[Items from a data source]
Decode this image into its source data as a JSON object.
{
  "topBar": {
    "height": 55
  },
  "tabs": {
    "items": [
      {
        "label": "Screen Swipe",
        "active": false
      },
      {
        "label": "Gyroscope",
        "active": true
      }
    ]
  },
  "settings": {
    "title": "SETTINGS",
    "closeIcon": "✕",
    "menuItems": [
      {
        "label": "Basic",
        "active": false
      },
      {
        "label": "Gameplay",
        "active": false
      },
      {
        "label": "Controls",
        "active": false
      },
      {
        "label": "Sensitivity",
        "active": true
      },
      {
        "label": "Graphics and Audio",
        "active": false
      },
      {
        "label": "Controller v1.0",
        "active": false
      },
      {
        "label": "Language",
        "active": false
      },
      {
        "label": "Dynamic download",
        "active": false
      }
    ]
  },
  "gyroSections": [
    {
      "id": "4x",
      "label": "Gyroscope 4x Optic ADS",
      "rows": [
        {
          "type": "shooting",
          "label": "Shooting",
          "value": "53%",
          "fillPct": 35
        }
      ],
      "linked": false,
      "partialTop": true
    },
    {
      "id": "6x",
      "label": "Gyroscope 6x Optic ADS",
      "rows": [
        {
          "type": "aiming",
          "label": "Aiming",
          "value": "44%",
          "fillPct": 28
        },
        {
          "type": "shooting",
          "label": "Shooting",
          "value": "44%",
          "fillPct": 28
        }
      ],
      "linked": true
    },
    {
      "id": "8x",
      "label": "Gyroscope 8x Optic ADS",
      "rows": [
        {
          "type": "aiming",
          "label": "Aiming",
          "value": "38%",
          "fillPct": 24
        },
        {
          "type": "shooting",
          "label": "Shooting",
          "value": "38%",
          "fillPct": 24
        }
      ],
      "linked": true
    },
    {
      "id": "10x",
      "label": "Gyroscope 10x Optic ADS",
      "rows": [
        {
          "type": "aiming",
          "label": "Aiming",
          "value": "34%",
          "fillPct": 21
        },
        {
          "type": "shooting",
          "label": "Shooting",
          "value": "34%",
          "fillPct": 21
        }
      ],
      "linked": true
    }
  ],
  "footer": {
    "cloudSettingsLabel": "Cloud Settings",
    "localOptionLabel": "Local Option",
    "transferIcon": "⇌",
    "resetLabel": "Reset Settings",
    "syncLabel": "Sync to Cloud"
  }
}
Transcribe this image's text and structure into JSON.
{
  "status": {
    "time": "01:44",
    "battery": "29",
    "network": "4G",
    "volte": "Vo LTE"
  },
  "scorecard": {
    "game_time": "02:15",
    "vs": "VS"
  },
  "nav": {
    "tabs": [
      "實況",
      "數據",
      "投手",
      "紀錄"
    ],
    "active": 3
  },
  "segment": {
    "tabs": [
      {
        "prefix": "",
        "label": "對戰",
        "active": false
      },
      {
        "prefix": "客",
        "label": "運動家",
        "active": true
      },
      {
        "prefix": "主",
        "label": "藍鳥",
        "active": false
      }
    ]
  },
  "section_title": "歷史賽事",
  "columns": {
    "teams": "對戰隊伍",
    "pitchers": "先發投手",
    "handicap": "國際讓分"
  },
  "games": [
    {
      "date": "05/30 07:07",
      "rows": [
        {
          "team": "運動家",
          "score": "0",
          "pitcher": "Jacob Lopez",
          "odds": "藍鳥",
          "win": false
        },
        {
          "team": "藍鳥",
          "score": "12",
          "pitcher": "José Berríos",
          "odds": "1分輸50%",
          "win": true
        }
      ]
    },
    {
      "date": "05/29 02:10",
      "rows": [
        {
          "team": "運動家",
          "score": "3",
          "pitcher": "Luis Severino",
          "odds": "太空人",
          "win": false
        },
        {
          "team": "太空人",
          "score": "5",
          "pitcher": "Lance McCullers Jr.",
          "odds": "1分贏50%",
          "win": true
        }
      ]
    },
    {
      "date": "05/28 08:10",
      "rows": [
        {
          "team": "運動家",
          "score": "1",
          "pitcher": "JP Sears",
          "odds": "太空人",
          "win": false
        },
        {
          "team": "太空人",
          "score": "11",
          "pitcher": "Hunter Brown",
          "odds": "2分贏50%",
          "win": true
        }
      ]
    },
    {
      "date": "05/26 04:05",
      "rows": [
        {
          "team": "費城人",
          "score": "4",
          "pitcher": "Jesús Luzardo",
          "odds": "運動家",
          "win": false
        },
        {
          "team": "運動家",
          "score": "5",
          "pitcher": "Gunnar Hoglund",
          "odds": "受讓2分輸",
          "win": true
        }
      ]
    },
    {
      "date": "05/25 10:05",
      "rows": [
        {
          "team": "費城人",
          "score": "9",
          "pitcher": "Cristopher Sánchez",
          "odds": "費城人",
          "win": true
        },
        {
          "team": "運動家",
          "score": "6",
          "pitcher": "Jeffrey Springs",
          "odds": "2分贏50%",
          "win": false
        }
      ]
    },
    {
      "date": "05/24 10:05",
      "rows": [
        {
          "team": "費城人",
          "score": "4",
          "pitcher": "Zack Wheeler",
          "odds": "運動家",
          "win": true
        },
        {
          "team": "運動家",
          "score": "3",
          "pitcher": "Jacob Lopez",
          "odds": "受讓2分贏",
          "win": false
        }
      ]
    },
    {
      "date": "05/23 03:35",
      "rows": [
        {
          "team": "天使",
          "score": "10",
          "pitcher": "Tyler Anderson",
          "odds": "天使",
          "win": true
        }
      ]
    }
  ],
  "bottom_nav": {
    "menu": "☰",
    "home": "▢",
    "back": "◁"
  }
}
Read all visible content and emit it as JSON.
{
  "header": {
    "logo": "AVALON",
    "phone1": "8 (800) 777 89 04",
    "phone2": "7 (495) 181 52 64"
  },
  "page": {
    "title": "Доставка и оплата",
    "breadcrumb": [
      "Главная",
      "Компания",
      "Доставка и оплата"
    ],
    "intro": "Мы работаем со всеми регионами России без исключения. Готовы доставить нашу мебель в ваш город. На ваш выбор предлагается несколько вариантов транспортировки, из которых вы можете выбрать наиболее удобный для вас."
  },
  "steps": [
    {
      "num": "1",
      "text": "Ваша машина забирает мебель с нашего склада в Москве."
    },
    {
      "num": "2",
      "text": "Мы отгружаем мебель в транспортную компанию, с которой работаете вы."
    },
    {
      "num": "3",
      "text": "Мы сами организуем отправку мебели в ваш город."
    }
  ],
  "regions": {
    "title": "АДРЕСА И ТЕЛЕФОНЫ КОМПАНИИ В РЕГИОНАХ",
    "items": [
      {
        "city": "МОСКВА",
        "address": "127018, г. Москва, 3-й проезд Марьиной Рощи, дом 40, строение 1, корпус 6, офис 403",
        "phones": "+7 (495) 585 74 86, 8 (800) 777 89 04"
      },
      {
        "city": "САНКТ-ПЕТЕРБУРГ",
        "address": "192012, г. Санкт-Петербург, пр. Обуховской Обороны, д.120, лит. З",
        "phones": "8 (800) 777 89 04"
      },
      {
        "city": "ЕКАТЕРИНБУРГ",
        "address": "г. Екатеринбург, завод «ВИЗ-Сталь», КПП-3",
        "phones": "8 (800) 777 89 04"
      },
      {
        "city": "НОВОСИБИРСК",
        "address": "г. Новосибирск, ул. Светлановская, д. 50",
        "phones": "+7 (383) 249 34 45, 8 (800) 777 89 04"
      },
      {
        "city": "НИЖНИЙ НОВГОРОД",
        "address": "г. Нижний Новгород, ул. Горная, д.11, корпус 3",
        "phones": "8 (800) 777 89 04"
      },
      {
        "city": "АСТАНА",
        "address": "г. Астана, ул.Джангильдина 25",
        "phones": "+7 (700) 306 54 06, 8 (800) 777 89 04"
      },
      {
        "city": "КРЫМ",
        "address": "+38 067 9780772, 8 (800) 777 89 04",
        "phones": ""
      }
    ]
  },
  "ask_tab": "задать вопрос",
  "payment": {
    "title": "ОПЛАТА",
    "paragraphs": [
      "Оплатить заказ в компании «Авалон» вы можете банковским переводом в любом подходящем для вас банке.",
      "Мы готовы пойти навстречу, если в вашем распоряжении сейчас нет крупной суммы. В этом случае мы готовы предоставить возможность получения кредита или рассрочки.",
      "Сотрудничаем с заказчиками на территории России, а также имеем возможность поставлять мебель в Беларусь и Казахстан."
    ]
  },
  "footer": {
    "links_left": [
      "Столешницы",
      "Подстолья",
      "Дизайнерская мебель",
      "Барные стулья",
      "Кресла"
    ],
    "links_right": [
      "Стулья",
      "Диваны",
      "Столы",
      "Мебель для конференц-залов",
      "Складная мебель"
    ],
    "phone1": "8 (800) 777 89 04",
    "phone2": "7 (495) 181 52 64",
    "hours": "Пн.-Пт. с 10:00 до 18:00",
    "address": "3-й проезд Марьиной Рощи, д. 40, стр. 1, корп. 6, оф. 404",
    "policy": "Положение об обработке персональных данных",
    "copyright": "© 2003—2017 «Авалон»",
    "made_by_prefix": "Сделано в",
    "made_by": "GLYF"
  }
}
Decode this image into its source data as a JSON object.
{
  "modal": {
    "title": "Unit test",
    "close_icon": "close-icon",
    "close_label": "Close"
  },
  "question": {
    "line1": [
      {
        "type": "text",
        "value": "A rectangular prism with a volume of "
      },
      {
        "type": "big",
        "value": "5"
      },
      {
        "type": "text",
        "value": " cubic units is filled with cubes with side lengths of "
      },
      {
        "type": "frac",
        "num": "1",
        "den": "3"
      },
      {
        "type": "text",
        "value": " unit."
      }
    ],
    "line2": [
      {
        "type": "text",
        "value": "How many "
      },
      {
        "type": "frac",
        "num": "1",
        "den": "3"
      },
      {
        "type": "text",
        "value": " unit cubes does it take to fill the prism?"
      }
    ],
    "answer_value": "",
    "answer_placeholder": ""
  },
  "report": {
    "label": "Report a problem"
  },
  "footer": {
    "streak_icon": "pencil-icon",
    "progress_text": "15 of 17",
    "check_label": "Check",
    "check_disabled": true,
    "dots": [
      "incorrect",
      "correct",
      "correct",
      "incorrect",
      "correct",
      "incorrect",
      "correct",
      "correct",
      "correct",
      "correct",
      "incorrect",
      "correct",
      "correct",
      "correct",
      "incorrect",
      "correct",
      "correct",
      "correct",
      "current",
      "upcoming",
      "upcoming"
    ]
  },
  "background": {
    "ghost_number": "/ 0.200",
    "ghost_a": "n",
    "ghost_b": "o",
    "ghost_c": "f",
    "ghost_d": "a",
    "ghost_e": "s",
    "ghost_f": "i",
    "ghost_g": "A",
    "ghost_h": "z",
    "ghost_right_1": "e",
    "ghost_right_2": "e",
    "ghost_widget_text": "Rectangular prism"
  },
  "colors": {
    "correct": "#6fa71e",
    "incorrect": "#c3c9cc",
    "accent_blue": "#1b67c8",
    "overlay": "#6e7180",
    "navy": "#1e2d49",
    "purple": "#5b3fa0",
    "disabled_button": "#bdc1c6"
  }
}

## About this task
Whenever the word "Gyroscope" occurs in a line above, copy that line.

## Task answer
        "label": "Gyroscope",
      "label": "Gyroscope 4x Optic ADS",
      "label": "Gyroscope 6x Optic ADS",
      "label": "Gyroscope 8x Optic ADS",
      "label": "Gyroscope 10x Optic ADS",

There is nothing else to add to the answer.